### Task
Every line of the entries that holds the word "view" is to be copied.

++++ Data for this exercise ++++

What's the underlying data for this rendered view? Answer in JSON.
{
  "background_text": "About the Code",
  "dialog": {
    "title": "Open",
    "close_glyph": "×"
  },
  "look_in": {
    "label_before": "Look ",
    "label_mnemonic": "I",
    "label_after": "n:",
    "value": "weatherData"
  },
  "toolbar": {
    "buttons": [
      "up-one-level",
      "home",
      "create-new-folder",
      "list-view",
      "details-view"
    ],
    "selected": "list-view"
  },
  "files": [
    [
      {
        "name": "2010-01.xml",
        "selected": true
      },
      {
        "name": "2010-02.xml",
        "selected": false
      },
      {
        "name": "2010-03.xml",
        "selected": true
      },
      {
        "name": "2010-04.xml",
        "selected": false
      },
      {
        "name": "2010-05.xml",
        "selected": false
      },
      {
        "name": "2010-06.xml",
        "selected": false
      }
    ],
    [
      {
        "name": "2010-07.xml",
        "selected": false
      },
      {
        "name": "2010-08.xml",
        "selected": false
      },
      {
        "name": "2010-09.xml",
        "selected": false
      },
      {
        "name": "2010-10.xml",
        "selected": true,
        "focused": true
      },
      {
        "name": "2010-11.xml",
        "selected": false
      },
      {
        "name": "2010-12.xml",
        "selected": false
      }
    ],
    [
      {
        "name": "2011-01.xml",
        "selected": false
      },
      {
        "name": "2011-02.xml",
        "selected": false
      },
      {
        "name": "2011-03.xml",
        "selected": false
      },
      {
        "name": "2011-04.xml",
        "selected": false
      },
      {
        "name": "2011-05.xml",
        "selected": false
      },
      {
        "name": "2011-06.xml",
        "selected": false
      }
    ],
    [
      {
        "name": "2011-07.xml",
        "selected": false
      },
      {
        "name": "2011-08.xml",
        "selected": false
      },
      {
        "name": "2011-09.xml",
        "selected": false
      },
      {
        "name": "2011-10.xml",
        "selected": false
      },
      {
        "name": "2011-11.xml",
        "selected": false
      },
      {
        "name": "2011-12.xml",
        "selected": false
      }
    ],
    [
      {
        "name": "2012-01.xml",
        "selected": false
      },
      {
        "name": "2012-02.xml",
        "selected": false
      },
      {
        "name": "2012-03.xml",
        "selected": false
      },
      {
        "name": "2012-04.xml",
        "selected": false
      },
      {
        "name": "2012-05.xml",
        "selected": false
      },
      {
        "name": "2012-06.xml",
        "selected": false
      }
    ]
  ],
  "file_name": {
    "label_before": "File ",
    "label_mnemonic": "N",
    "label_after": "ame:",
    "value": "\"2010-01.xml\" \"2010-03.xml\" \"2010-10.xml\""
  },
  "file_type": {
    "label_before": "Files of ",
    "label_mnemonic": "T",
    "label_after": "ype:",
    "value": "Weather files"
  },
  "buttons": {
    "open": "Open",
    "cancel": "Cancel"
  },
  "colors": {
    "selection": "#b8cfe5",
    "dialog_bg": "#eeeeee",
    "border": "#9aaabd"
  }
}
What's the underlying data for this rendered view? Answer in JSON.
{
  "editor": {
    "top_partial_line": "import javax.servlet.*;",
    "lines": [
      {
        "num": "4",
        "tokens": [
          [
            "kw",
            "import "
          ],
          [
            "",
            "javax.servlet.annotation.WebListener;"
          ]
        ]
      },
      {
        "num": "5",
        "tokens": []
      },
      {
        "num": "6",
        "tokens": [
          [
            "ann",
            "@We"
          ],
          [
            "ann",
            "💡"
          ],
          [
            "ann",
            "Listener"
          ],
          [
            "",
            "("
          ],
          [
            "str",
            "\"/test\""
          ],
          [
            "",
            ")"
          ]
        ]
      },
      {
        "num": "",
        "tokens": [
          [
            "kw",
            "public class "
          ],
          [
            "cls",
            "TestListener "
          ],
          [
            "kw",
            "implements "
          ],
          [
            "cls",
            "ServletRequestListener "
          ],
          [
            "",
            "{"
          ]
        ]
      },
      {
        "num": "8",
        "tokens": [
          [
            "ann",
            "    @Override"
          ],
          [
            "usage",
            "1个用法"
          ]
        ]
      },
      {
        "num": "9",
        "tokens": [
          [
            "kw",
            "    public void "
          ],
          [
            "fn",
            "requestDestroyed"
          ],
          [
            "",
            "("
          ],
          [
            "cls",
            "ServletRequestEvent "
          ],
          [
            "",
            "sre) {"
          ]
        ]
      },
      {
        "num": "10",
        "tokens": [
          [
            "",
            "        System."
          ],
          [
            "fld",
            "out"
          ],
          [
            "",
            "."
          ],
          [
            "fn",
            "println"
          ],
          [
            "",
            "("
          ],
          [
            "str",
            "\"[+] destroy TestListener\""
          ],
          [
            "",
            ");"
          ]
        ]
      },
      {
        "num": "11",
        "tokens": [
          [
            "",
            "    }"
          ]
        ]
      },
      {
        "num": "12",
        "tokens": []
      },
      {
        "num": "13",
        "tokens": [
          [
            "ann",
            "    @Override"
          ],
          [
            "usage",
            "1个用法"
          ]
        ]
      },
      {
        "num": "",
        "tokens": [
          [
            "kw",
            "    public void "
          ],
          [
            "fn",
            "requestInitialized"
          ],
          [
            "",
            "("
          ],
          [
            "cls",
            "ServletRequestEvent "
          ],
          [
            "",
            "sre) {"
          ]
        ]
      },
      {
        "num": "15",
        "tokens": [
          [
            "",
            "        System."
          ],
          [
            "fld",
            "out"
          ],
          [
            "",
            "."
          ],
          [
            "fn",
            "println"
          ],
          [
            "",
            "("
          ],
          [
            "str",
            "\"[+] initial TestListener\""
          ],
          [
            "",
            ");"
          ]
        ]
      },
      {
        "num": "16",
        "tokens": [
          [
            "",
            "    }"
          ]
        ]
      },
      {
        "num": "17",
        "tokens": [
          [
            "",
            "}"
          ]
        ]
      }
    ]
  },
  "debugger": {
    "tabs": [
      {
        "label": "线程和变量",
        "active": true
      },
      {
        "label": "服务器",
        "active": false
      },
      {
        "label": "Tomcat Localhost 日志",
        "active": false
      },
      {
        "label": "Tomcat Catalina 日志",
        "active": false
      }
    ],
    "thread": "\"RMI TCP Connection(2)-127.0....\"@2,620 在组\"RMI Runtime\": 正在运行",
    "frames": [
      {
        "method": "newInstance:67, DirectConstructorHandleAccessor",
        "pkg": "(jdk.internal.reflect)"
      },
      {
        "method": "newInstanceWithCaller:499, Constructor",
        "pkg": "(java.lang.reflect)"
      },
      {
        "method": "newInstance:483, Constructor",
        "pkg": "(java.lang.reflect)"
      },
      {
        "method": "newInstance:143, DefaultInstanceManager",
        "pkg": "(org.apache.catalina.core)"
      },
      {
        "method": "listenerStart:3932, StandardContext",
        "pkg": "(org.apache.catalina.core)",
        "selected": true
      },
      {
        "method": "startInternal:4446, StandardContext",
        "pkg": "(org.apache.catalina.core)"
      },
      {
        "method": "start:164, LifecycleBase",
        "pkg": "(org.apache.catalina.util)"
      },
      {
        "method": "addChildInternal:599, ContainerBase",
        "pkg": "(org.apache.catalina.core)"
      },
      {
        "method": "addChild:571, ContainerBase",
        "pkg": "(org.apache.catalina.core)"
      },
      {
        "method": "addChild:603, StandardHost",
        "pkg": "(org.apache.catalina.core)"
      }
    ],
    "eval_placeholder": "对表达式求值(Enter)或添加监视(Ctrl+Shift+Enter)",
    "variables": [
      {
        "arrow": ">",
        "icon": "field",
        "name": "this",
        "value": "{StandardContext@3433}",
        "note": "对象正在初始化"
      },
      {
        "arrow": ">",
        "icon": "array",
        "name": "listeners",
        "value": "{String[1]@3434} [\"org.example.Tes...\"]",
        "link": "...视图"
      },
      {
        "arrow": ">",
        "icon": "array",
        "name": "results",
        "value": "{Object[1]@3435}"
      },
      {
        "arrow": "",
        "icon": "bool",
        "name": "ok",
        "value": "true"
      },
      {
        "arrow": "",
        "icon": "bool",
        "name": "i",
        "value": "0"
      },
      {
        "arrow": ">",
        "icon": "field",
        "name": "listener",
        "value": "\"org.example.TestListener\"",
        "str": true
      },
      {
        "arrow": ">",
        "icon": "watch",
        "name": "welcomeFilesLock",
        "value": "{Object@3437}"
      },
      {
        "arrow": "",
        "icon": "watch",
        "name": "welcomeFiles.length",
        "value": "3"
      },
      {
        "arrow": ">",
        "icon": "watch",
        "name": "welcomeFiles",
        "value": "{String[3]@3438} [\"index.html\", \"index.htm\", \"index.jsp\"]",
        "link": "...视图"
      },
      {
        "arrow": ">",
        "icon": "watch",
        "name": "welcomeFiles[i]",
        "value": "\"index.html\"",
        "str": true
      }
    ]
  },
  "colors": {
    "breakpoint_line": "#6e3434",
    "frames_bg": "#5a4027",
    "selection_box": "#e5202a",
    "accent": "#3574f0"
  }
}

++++

### Response below
What's the underlying data for this rendered view? Answer in JSON.
      "list-view",
      "details-view"
    "selected": "list-view"
What's the underlying data for this rendered view? Answer in JSON.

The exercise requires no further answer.